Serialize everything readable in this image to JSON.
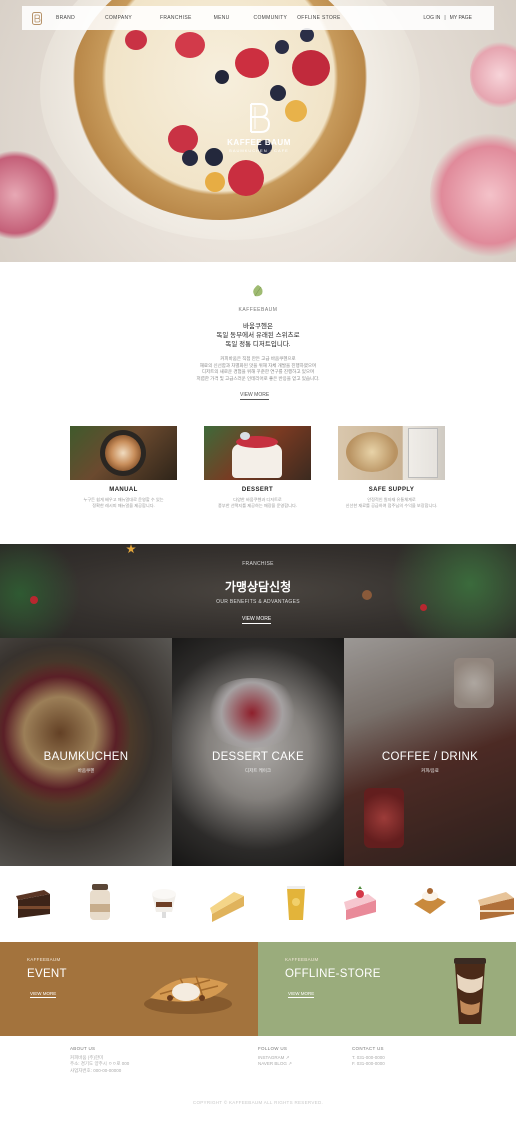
{
  "nav": {
    "items": [
      "BRAND",
      "COMPANY",
      "FRANCHISE",
      "MENU",
      "COMMUNITY",
      "OFFLINE STORE"
    ],
    "login": "LOG IN",
    "separator": "|",
    "mypage": "MY PAGE"
  },
  "hero": {
    "logo_name": "KAFFEE BAUM",
    "logo_sub": "BAUMKUCHEN · CAFE"
  },
  "about": {
    "brand": "KAFFEEBAUM",
    "headline": [
      "바움쿠헨은",
      "독일 동부에서 유래된 스위츠로",
      "독일 정통 디저트입니다."
    ],
    "desc": [
      "커피바움은 직접 만든 고급 바움쿠헨으로",
      "재료의 신선함과 차별화된 맛을 위해 자체 개발을 진행하였으며",
      "디저트의 새로운 경험을 위해 꾸준한 연구를 진행하고 있으며",
      "저렴한 가격 및 고급스러운 인테리어로 좋은 반응을 얻고 있습니다."
    ],
    "more": "VIEW MORE"
  },
  "cards": [
    {
      "title": "MANUAL",
      "text": [
        "누구든 쉽게 배우고 매뉴얼대로 운영할 수 있는",
        "정확한 레시피 매뉴얼을 제공합니다."
      ]
    },
    {
      "title": "DESSERT",
      "text": [
        "다양한 바움쿠헨과 디저트로",
        "풍부한 선택지를 제공하는 매장을 운영합니다."
      ]
    },
    {
      "title": "SAFE SUPPLY",
      "text": [
        "안정적인 원자재 유통체계로",
        "신선한 재료를 공급하여 점주님의 수익을 보장합니다."
      ]
    }
  ],
  "franchise": {
    "label": "FRANCHISE",
    "title": "가맹상담신청",
    "sub": "OUR BENEFITS & ADVANTAGES",
    "more": "VIEW MORE"
  },
  "panels": [
    {
      "title": "BAUMKUCHEN",
      "sub": "바움쿠헨"
    },
    {
      "title": "DESSERT CAKE",
      "sub": "디저트 케이크"
    },
    {
      "title": "COFFEE / DRINK",
      "sub": "커피/음료"
    }
  ],
  "promos": [
    {
      "kicker": "KAFFEEBAUM",
      "title": "EVENT",
      "more": "VIEW MORE",
      "color": "#a3733d"
    },
    {
      "kicker": "KAFFEEBAUM",
      "title": "OFFLINE-STORE",
      "more": "VIEW MORE",
      "color": "#9aac7c"
    }
  ],
  "footer": {
    "about": {
      "heading": "ABOUT US",
      "lines": [
        "커피바움 (주)한미",
        "주소: 경기도 양주시 ㅇㅇ로 000",
        "사업자번호: 000-00-00000"
      ]
    },
    "follow": {
      "heading": "FOLLOW US",
      "lines": [
        "INSTAGRAM ↗",
        "NAVER BLOG ↗"
      ]
    },
    "contact": {
      "heading": "CONTACT US",
      "lines": [
        "T. 031-000-0000",
        "F. 031-000-0000"
      ]
    },
    "copyright": "COPYRIGHT © KAFFEEBAUM ALL RIGHTS RESERVED."
  }
}
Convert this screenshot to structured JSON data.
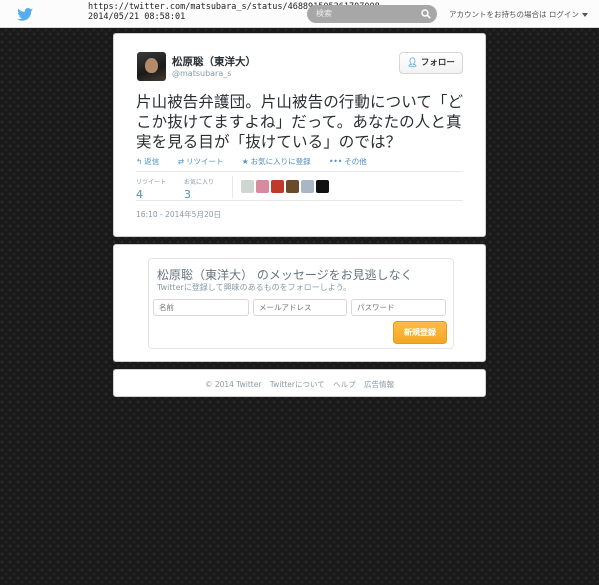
{
  "header": {
    "url": "https://twitter.com/matsubara_s/status/468891505361707008",
    "capture_time": "2014/05/21  08:58:01",
    "search_placeholder": "検索",
    "login_prompt": "アカウントをお持ちの場合は ログイン"
  },
  "tweet": {
    "author_name": "松原聡（東洋大）",
    "author_handle": "@matsubara_s",
    "follow_label": "フォロー",
    "text": "片山被告弁護団。片山被告の行動について「どこか抜けてますよね」だって。あなたの人と真実を見る目が「抜けている」のでは？",
    "actions": {
      "reply": "返信",
      "retweet": "リツイート",
      "favorite": "お気に入りに登録",
      "more": "その他"
    },
    "stats": {
      "retweets_label": "リツイート",
      "retweets": "4",
      "favorites_label": "お気に入り",
      "favorites": "3"
    },
    "favoriters": [
      "#cfd8d0",
      "#d88aa0",
      "#c0392b",
      "#6b4a2a",
      "#a9b6c4",
      "#111111"
    ],
    "timestamp": "16:10 - 2014年5月20日"
  },
  "signup": {
    "title": "松原聡（東洋大） のメッセージをお見逃しなく",
    "subtitle": "Twitterに登録して興味のあるものをフォローしよう。",
    "name_placeholder": "名前",
    "email_placeholder": "メールアドレス",
    "password_placeholder": "パスワード",
    "button_label": "新規登録"
  },
  "footer": {
    "copyright": "© 2014 Twitter",
    "about": "Twitterについて",
    "help": "ヘルプ",
    "ads": "広告情報"
  },
  "colors": {
    "accent": "#55acee",
    "signup_button": "#f5a623"
  }
}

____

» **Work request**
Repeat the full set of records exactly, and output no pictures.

» **Answer to the problem**
Serialize everything readable in this image to JSON.
{
  "nav": {
    "items": [
      "BRAND",
      "COMPANY",
      "FRANCHISE",
      "MENU",
      "COMMUNITY",
      "OFFLINE STORE"
    ],
    "login": "LOG IN",
    "separator": "|",
    "mypage": "MY PAGE"
  },
  "hero": {
    "logo_name": "KAFFEE BAUM",
    "logo_sub": "BAUMKUCHEN · CAFE"
  },
  "about": {
    "brand": "KAFFEEBAUM",
    "headline": [
      "바움쿠헨은",
      "독일 동부에서 유래된 스위츠로",
      "독일 정통 디저트입니다."
    ],
    "desc": [
      "커피바움은 직접 만든 고급 바움쿠헨으로",
      "재료의 신선함과 차별화된 맛을 위해 자체 개발을 진행하였으며",
      "디저트의 새로운 경험을 위해 꾸준한 연구를 진행하고 있으며",
      "저렴한 가격 및 고급스러운 인테리어로 좋은 반응을 얻고 있습니다."
    ],
    "more": "VIEW MORE"
  },
  "cards": [
    {
      "title": "MANUAL",
      "text": [
        "누구든 쉽게 배우고 매뉴얼대로 운영할 수 있는",
        "정확한 레시피 매뉴얼을 제공합니다."
      ]
    },
    {
      "title": "DESSERT",
      "text": [
        "다양한 바움쿠헨과 디저트로",
        "풍부한 선택지를 제공하는 매장을 운영합니다."
      ]
    },
    {
      "title": "SAFE SUPPLY",
      "text": [
        "안정적인 원자재 유통체계로",
        "신선한 재료를 공급하여 점주님의 수익을 보장합니다."
      ]
    }
  ],
  "franchise": {
    "label": "FRANCHISE",
    "title": "가맹상담신청",
    "sub": "OUR BENEFITS & ADVANTAGES",
    "more": "VIEW MORE"
  },
  "panels": [
    {
      "title": "BAUMKUCHEN",
      "sub": "바움쿠헨"
    },
    {
      "title": "DESSERT CAKE",
      "sub": "디저트 케이크"
    },
    {
      "title": "COFFEE / DRINK",
      "sub": "커피/음료"
    }
  ],
  "promos": [
    {
      "kicker": "KAFFEEBAUM",
      "title": "EVENT",
      "more": "VIEW MORE",
      "color": "#a3733d"
    },
    {
      "kicker": "KAFFEEBAUM",
      "title": "OFFLINE-STORE",
      "more": "VIEW MORE",
      "color": "#9aac7c"
    }
  ],
  "footer": {
    "about": {
      "heading": "ABOUT US",
      "lines": [
        "커피바움 (주)한미",
        "주소: 경기도 양주시 ㅇㅇ로 000",
        "사업자번호: 000-00-00000"
      ]
    },
    "follow": {
      "heading": "FOLLOW US",
      "lines": [
        "INSTAGRAM ↗",
        "NAVER BLOG ↗"
      ]
    },
    "contact": {
      "heading": "CONTACT US",
      "lines": [
        "T. 031-000-0000",
        "F. 031-000-0000"
      ]
    },
    "copyright": "COPYRIGHT © KAFFEEBAUM ALL RIGHTS RESERVED."
  }
}
Convert this screenshot to structured JSON data.
{
  "header": {
    "url": "https://twitter.com/matsubara_s/status/468891505361707008",
    "capture_time": "2014/05/21  08:58:01",
    "search_placeholder": "検索",
    "login_prompt": "アカウントをお持ちの場合は ログイン"
  },
  "tweet": {
    "author_name": "松原聡（東洋大）",
    "author_handle": "@matsubara_s",
    "follow_label": "フォロー",
    "text": "片山被告弁護団。片山被告の行動について「どこか抜けてますよね」だって。あなたの人と真実を見る目が「抜けている」のでは？",
    "actions": {
      "reply": "返信",
      "retweet": "リツイート",
      "favorite": "お気に入りに登録",
      "more": "その他"
    },
    "stats": {
      "retweets_label": "リツイート",
      "retweets": "4",
      "favorites_label": "お気に入り",
      "favorites": "3"
    },
    "favoriters": [
      "#cfd8d0",
      "#d88aa0",
      "#c0392b",
      "#6b4a2a",
      "#a9b6c4",
      "#111111"
    ],
    "timestamp": "16:10 - 2014年5月20日"
  },
  "signup": {
    "title": "松原聡（東洋大） のメッセージをお見逃しなく",
    "subtitle": "Twitterに登録して興味のあるものをフォローしよう。",
    "name_placeholder": "名前",
    "email_placeholder": "メールアドレス",
    "password_placeholder": "パスワード",
    "button_label": "新規登録"
  },
  "footer": {
    "copyright": "© 2014 Twitter",
    "about": "Twitterについて",
    "help": "ヘルプ",
    "ads": "広告情報"
  },
  "colors": {
    "accent": "#55acee",
    "signup_button": "#f5a623"
  }
}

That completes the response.